As the world of 3D printing continues to grow, so does the selection of 3D Printers available to use. In an effort to improve the quality of our printers, we now have two Dremel 3D45’s at our disposal. The 3D45 offers many exciting upgrades that our previous models did not have. This includes a closeable casing while printing to reduce noise, remote-based printing services, a removable glass bed for easy print access and cleaning, as well as other neat features. We’re excited to have the Dremel 3D45’s at our disposal and would love to print you something on them!

If you have a file you’d like to submit to be printed, make sure to email visit the home page of our site and select the “Start Here” button to get your submission to us!

Alongside the new Dremel printers, we also now provide two Makergear M2’s that are ready to create your very next print!

The M2’s provide another great option for any PLA based print and are extremely user-friendly. For more information on using either printer, feel free to come visit our 3DU area on the ground floor of the Technology Commons.

Both the MakergearM2 and the Dremel are quality PLA printers and both are ready to be used right now! Come take a look and see which one could work for you.

If you have a file you’d like to submit to be printed, make sure to email visit the home page of our site and select the “Start Here” button to get your submission to us!

Lastly, we have the Potterbot 9 Pro which is a clay printer. The Potterbot was brought to the 3DU as part of a partnership between the Technology Commons and School of Art and Design.

Client’s are able to print the items on this clay printer at the Technology Commons, then once the prints are complete, they are brought to the School of Art and Design to be glazed and fired.
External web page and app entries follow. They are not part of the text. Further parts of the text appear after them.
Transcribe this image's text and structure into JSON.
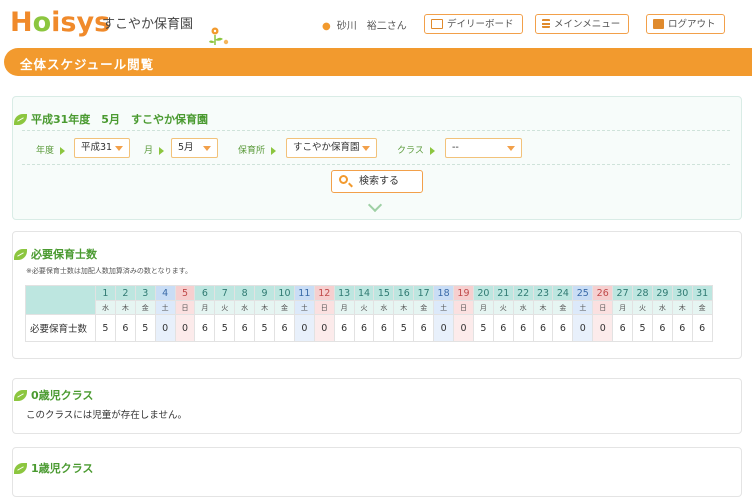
{
  "header": {
    "logo_parts": [
      "H",
      "o",
      "isys"
    ],
    "facility_name": "すこやか保育園",
    "user_name": "砂川　裕二さん",
    "buttons": {
      "daily_board": "デイリーボード",
      "main_menu": "メインメニュー",
      "logout": "ログアウト"
    }
  },
  "page_title": "全体スケジュール閲覧",
  "filter_panel": {
    "heading": "平成31年度　5月　すこやか保育園",
    "labels": {
      "year": "年度",
      "month": "月",
      "facility": "保育所",
      "class": "クラス"
    },
    "values": {
      "year": "平成31",
      "month": "5月",
      "facility": "すこやか保育園",
      "class": "--"
    },
    "search_label": "検索する"
  },
  "staff_panel": {
    "heading": "必要保育士数",
    "note": "※必要保育士数は加配人数加算済みの数となります。",
    "row_label": "必要保育士数",
    "days": [
      "1",
      "2",
      "3",
      "4",
      "5",
      "6",
      "7",
      "8",
      "9",
      "10",
      "11",
      "12",
      "13",
      "14",
      "15",
      "16",
      "17",
      "18",
      "19",
      "20",
      "21",
      "22",
      "23",
      "24",
      "25",
      "26",
      "27",
      "28",
      "29",
      "30",
      "31"
    ],
    "weekdays": [
      "水",
      "木",
      "金",
      "土",
      "日",
      "月",
      "火",
      "水",
      "木",
      "金",
      "土",
      "日",
      "月",
      "火",
      "水",
      "木",
      "金",
      "土",
      "日",
      "月",
      "火",
      "水",
      "木",
      "金",
      "土",
      "日",
      "月",
      "火",
      "水",
      "木",
      "金"
    ],
    "counts": [
      "5",
      "6",
      "5",
      "0",
      "0",
      "6",
      "5",
      "6",
      "5",
      "6",
      "0",
      "0",
      "6",
      "6",
      "6",
      "5",
      "6",
      "0",
      "0",
      "5",
      "6",
      "6",
      "6",
      "6",
      "0",
      "0",
      "6",
      "5",
      "6",
      "6",
      "6"
    ]
  },
  "class0_panel": {
    "heading": "0歳児クラス",
    "message": "このクラスには児童が存在しません。"
  },
  "class1_panel": {
    "heading": "1歳児クラス"
  },
  "colors": {
    "accent": "#f29a2e",
    "green": "#8cc63f",
    "teal": "#bde6e0"
  }
}
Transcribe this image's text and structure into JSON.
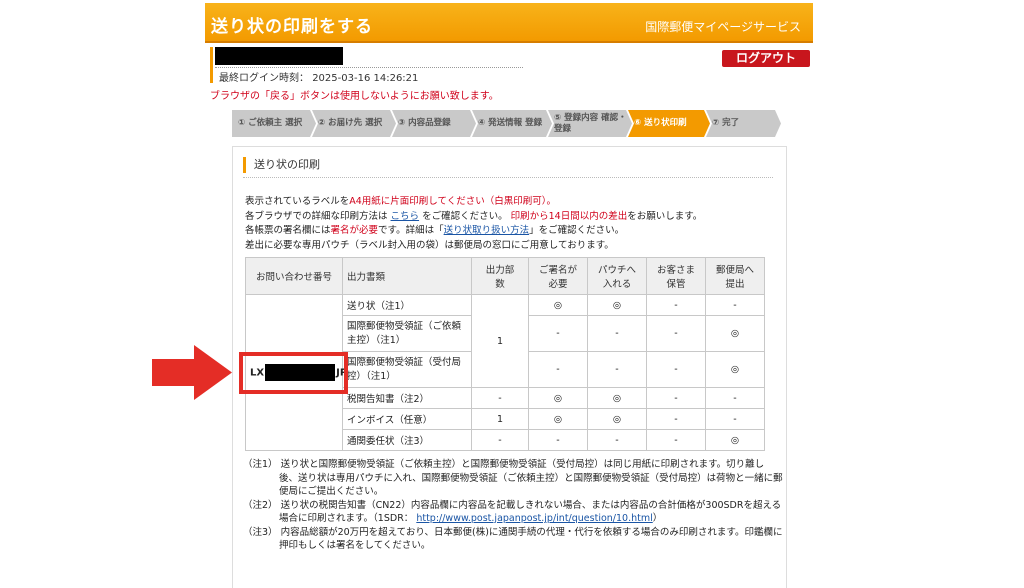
{
  "header": {
    "title": "送り状の印刷をする",
    "service": "国際郵便マイページサービス"
  },
  "user": {
    "last_login_label": "最終ログイン時刻：",
    "last_login_value": "2025-03-16 14:26:21"
  },
  "logout_label": "ログアウト",
  "warning": "ブラウザの「戻る」ボタンは使用しないようにお願い致します。",
  "steps": [
    {
      "label": "① ご依頼主 選択"
    },
    {
      "label": "② お届け先 選択"
    },
    {
      "label": "③ 内容品登録"
    },
    {
      "label": "④ 発送情報 登録"
    },
    {
      "label": "⑤ 登録内容 確認・登録"
    },
    {
      "label": "⑥ 送り状印刷"
    },
    {
      "label": "⑦ 完了"
    }
  ],
  "section_title": "送り状の印刷",
  "instructions": {
    "l1a": "表示されているラベルを",
    "l1b": "A4用紙に片面印刷してください（白黒印刷可）。",
    "l2a": "各ブラウザでの詳細な印刷方法は",
    "l2link": "こちら",
    "l2b": "をご確認ください。",
    "l2c": "印刷から14日間以内の差出",
    "l2d": "をお願いします。",
    "l3a": "各帳票の署名欄には",
    "l3b": "署名が必要",
    "l3c": "です。詳細は「",
    "l3link": "送り状取り扱い方法",
    "l3d": "」をご確認ください。",
    "l4": "差出に必要な専用パウチ（ラベル封入用の袋）は郵便局の窓口にご用意しております。"
  },
  "table": {
    "headers": [
      "お問い合わせ番号",
      "出力書類",
      "出力部数",
      "ご署名が必要",
      "パウチへ入れる",
      "お客さま保管",
      "郵便局へ提出"
    ],
    "tracking_prefix": "LX",
    "tracking_suffix": "JP",
    "rows": [
      {
        "doc": "送り状（注1）",
        "sign": "◎",
        "pouch": "◎",
        "keep": "-",
        "submit": "-"
      },
      {
        "doc": "国際郵便物受領証（ご依頼主控）（注1）",
        "sign": "-",
        "pouch": "-",
        "keep": "-",
        "submit": "◎"
      },
      {
        "doc": "国際郵便物受領証（受付局控）（注1）",
        "sign": "-",
        "pouch": "-",
        "keep": "-",
        "submit": "◎"
      },
      {
        "doc": "税関告知書（注2）",
        "copies": "-",
        "sign": "◎",
        "pouch": "◎",
        "keep": "-",
        "submit": "-"
      },
      {
        "doc": "インボイス（任意）",
        "copies": "1",
        "sign": "◎",
        "pouch": "◎",
        "keep": "-",
        "submit": "-"
      },
      {
        "doc": "通関委任状（注3）",
        "copies": "-",
        "sign": "-",
        "pouch": "-",
        "keep": "-",
        "submit": "◎"
      }
    ],
    "merged_copies": "1"
  },
  "notes": {
    "n1": "（注1） 送り状と国際郵便物受領証（ご依頼主控）と国際郵便物受領証（受付局控）は同じ用紙に印刷されます。切り離し後、送り状は専用パウチに入れ、国際郵便物受領証（ご依頼主控）と国際郵便物受領証（受付局控）は荷物と一緒に郵便局にご提出ください。",
    "n2a": "（注2） 送り状の税関告知書（CN22）内容品欄に内容品を記載しきれない場合、または内容品の合計価格が300SDRを超える場合に印刷されます。（1SDR：",
    "n2link": "http://www.post.japanpost.jp/int/question/10.html",
    "n2b": "）",
    "n3": "（注3） 内容品総額が20万円を超えており、日本郵便(株)に通関手続の代理・代行を依頼する場合のみ印刷されます。印鑑欄に押印もしくは署名をしてください。"
  },
  "colors": {
    "accent": "#f39a00",
    "alert": "#d0021b",
    "arrow": "#e42d26"
  }
}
Afterwards, those prints are then brought back to the Technology Commons to be picked up.

For more information on using this printer, email us or schedule an appointment at calendly.com/techcommons

3D Modeling for Faculty and Staff

The 3DU has recently had the opportunity to partner with Hugh Jack and the Coulter Faculty Commons to bring 3D Modelling to faculty and staff of WCU. Dr. Hugh Jack, department head of Engineering and Technology, offered a two-session course in 3D Design through the Coulter Faculty Commons. The course was held in the 3DU and gave faculty and staff the opportunity to learn how to setup and print items on a 3D Printer, and how to use design software to create 3D printable items.

Session One of the course explained the basics of Cura, a 3D Slicing software, and how to setup and operate a Lulzbot mini 3D Printer. Participants had the experience of downloading, slicing, and printing a 3d model in the Technology Commons 3DU Makerspace. Session two focused on the basics of 3D Design using Google Sketchup. In this course, students learned how to design and prepare a model for 3D printing, as well as the basics of how to check the integrity of design for 3D Printing.

3D Scans for Facilities

One thing we got to do to start the year off was help out our Facilities Maintenance crew by recreating a pump fan that had broke by designing it from scratch in SketchUp. A replacement of the part would have cost them upwards of $100, however, we were able to print multiple copies to replace the broken part for less than $1.00 a piece.  3D Printing is fun, but it’s also practical!